Borderline Personality Disorder
Borderline personality disorder (BPD) is a serious mental illness
that centers on the inability to manage emotions effectively. The
disorder occurs in the context of relationships: sometimes all
relationships are affected, sometimes only one or several.
The symptoms include: fear of abandonment, impulsivity, anger,
bodily self-harm, suicide, feelings of emptiness, chaotic relationships.
While some persons with BPD are high functioning in certain settings,
their private lives may be in turmoil. Others are unable to work and
require financial support.
Relationships with others are intense but stormy and unstable with
marked shifts of feelings and difficulties in maintaining intimate,
close connections. The person may manipulate others and often has
difficulty with trusting others. There is also emotional instability
with marked and frequent shifts to an empty lonely depression or to
irritability and anxiety. There may be unpredictable and impulsive
behavior which might include excessive spending, promiscuity, gambling,
drug or alcohol abuse, shoplifting, overeating or physically
self-damaging actions such as suicide gestures. The person may show
inappropriate and intense anger or rage with temper tantrums, constant
brooding and resentment, feelings of deprivation, and a loss of control
or fear of loss of control over angry feelings. There are also identity
disturbances with confusion and uncertainty about self-identity,
sexuality, life goals and values, career choices, and friendships. There is
a deep-seated feeling that one is flawed, defective, damaged or bad in
some way, with a tendency to go to extremes in thinking, feeling or
behavior. Under extreme stress or in severe cases there can be brief
psychotic episodes with loss of contact with reality or bizarre behavior
or symptoms. Even in less severe instances, there is often significant
disruption of relationships and work performance. The depression which
accompanies this disorder can cause much suffering and can lead to
serious suicide attempts.
Treatment includes psychotherapy which allows the patient to talk
about both present difficulties and past experiences in the presence of
an empathetic, accepting and non-judgemental therapist. The therapy

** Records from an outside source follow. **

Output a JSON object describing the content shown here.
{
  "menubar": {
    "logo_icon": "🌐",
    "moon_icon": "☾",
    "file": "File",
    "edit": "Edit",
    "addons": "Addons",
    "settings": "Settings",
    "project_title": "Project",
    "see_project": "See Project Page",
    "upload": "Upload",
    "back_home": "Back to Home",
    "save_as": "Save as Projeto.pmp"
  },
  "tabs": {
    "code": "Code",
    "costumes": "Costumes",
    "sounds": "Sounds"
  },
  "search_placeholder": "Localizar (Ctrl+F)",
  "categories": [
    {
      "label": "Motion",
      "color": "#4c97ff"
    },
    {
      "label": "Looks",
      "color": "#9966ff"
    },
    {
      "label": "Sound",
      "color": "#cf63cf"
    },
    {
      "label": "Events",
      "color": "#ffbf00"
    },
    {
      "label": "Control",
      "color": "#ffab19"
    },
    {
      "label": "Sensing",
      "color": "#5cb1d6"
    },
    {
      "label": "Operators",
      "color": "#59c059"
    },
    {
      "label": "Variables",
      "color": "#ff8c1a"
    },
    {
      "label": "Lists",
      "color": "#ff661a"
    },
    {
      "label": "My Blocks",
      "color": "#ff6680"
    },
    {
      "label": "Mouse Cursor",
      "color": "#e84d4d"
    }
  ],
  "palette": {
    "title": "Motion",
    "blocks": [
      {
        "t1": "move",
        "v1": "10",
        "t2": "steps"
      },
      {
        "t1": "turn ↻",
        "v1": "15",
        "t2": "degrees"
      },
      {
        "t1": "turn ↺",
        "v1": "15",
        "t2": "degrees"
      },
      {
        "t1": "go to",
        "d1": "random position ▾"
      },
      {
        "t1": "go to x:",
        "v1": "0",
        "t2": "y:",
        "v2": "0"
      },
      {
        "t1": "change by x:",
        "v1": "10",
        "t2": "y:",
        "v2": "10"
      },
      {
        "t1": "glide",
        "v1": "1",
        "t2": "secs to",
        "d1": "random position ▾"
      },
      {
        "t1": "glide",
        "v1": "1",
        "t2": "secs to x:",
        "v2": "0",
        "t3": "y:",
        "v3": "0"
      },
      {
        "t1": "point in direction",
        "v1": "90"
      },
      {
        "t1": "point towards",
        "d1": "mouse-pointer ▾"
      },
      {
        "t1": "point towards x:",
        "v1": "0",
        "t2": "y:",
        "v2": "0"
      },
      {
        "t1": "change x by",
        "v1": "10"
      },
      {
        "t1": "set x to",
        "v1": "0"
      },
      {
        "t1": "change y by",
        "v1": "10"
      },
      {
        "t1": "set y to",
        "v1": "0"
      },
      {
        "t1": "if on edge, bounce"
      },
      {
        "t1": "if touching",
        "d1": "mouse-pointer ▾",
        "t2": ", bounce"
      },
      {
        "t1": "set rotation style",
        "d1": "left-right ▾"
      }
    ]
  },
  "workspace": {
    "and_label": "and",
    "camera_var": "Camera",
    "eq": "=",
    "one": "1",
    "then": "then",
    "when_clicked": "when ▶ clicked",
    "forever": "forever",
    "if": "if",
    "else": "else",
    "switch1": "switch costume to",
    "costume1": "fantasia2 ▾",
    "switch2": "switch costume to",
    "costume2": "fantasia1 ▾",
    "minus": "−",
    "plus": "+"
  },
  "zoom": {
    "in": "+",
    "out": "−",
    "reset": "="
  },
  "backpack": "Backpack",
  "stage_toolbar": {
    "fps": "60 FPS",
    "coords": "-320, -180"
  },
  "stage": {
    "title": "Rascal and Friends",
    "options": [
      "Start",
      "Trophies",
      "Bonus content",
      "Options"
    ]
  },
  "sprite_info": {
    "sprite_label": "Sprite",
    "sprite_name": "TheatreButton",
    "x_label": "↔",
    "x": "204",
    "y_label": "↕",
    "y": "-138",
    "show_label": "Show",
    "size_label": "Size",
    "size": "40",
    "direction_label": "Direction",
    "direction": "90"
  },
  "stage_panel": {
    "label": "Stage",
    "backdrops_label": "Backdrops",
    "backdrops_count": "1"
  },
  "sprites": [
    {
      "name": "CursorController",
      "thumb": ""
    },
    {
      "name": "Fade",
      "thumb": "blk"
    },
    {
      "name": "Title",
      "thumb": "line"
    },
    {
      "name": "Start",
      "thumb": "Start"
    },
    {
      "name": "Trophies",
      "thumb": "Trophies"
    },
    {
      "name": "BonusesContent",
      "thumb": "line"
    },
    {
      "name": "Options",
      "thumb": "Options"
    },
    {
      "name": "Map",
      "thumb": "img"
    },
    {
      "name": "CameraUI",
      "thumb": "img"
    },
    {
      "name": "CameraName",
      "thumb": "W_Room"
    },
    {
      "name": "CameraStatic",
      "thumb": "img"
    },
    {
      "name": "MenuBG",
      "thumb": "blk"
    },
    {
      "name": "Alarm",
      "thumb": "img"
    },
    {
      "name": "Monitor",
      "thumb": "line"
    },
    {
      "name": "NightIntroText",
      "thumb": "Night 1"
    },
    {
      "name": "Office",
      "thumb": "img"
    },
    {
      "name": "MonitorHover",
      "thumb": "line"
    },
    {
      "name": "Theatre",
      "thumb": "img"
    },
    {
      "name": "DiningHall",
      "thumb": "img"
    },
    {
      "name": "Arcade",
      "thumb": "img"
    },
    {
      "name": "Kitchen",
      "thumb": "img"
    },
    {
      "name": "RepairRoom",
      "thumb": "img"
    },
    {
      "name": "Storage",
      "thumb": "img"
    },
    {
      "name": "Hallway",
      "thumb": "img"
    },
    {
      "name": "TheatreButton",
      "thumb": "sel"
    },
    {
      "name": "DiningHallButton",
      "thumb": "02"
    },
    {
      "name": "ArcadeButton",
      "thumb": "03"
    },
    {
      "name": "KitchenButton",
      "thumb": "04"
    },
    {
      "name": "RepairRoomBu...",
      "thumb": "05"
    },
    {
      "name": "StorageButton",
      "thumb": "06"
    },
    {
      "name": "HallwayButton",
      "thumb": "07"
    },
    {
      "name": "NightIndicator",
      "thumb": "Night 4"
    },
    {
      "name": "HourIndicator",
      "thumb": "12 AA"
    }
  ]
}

needs to be structured, consistent and regular, with the patient
encouraged to talk about his or her feelings rather than to discharge
them in his or her usual self-defeating ways.